## TASK ITEM
Each line in the entries below that holds the string "title" is to be listed.

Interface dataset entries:
────────────────────────────────────────

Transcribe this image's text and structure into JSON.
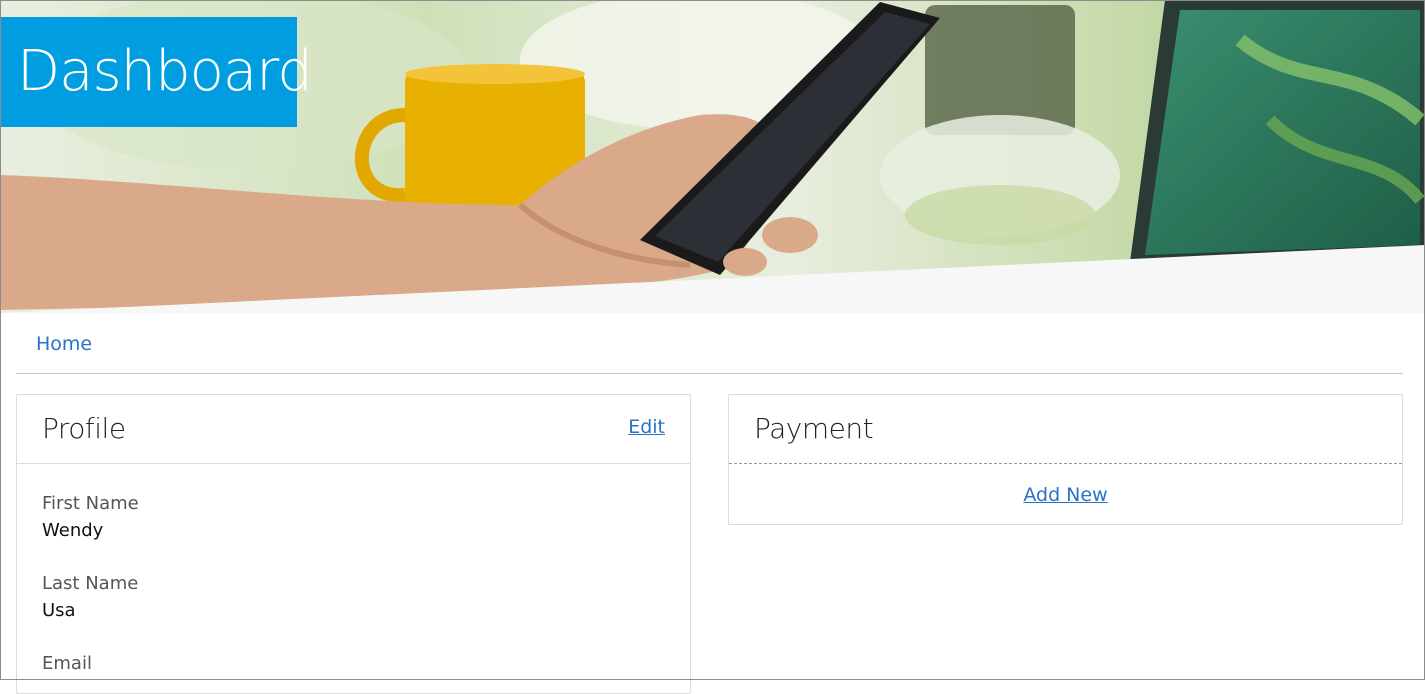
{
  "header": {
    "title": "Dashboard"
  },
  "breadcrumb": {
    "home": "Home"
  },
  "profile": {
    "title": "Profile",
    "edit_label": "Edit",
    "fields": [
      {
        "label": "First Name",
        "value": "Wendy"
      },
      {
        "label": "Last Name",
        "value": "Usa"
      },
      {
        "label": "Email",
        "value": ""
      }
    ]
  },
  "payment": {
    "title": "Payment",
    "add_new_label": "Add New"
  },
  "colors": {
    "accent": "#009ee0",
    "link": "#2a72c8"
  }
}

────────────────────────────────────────

## YOUR SOLUTION
    "title": "Dashboard"
    "title": "Profile",
    "title": "Payment",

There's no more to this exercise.